On Sunday, The Buffalo News endorsed President Obama for re-election. As has been our custom, we offer excerpts of editorials from other newspapers endorsing Republican Mitt Romney.
Romney brings the experience of business, having served as the CEO of Bain Capital. He brings the experience of government, having served as a Republican governor of Massachusetts, where Democrats dominated the legislature. “I figured out from day one I had to get along, and I had to work across the aisle to get anything done,” he says.
A Romney presidency would bring the fiscal discipline necessary to attack the deficit and lead the economy out of the slowest recovery in the nation’s history. He would create a common-sense tax and regulatory environment that incorporates the stability and predictability needed to spark new investment, create jobs and get the economy moving.
America needs a president who is smart and experienced enough to turn this economy around.

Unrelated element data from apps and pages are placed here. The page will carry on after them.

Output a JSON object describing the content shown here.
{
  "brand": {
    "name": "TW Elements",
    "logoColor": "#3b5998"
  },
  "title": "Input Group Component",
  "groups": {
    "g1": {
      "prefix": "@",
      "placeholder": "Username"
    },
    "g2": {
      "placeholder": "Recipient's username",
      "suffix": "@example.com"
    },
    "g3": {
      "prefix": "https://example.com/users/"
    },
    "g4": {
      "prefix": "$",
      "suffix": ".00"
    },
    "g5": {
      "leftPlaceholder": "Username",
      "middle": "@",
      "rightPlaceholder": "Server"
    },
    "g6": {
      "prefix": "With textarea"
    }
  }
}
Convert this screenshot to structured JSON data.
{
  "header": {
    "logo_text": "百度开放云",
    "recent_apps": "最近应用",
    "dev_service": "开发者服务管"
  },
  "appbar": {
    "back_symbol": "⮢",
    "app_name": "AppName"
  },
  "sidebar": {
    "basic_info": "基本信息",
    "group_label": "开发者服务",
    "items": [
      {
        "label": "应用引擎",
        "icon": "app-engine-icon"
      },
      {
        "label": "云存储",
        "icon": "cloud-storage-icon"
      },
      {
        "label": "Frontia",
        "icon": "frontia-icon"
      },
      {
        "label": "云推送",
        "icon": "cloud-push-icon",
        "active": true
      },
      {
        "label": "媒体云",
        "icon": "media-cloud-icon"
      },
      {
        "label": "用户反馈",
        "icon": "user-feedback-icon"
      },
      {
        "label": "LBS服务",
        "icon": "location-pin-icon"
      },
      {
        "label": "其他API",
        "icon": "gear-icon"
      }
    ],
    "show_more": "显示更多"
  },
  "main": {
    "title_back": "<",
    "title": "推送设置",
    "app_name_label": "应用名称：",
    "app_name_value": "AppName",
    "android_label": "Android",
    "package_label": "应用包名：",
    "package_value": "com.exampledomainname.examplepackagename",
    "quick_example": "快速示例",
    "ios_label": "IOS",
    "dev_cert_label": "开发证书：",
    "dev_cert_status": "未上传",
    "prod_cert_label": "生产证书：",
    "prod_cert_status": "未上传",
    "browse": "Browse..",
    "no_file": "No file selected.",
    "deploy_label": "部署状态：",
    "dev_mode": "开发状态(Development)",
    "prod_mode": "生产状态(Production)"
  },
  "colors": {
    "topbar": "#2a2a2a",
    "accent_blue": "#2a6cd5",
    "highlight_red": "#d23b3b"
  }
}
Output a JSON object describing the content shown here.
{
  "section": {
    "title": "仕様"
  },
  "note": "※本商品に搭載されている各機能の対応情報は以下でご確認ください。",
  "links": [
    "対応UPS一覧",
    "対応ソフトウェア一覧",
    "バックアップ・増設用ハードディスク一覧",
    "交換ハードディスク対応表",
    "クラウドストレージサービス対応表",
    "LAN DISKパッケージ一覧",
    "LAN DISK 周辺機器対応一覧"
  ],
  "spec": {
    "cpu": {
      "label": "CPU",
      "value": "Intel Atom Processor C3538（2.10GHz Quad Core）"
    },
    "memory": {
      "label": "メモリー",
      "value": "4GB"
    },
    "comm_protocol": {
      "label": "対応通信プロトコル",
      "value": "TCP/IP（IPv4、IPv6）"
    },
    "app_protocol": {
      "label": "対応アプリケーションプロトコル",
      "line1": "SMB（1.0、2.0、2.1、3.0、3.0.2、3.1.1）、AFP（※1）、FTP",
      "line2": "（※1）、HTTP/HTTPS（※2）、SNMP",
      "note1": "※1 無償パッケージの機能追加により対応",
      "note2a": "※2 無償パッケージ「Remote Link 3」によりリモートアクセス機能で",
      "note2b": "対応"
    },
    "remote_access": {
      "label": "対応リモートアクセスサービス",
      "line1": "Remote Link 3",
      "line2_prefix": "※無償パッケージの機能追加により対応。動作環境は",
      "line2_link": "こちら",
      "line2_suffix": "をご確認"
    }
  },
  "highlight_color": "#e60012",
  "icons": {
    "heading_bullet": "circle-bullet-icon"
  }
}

A president who will lower unemployment, cut budget deficits, reduce the national debt, set appropriate tax rates to grow the economy for all Americans. A president who can instill confidence and lead the country from a weak recovery to a robust economic future.
Dallas Morning News
Romney had to survive a fractious primary by steering too far right on some issues. At his core, however, we see him as a “Chamber of Commerce Republican,” more attuned to business interests than the tea party/social conservatism that defines today’s GOP.
Importantly, Romney speaks the language of industry. His tenure leading Bain Capital, for instance, has come under sharp criticism for years, but it also reveals a man who understands capital formation and how that, extrapolated through an economy, can lift the U.S. from its stalled state. Even some of Obama’s Democratic allies – notably rising star Cory Booker, former adviser Steven Rattner and former Rep. Harold Ford – were quick to criticize the campaign’s Bain-centric attacks on profit.
Unlike many in his party, Romney understands that government has a place in the economy and in American life, just not as much of a place as Obama would afford it.
The next president is likely to be dealing with a Congress where at least one, if not both, chambers are controlled by Republicans. It verges on magical thinking to expect Obama to get different results in the next four years.
Now the president and his supporters are attacking Romney because his long-term budget blueprint calls for money-saving reforms to Medicare, Medicaid and Social Security, three of the biggest drivers of deficit spending. Obama would be more credible in critiquing the proposal if he had a serious alternative for bringing entitlement spending under control. He doesn’t.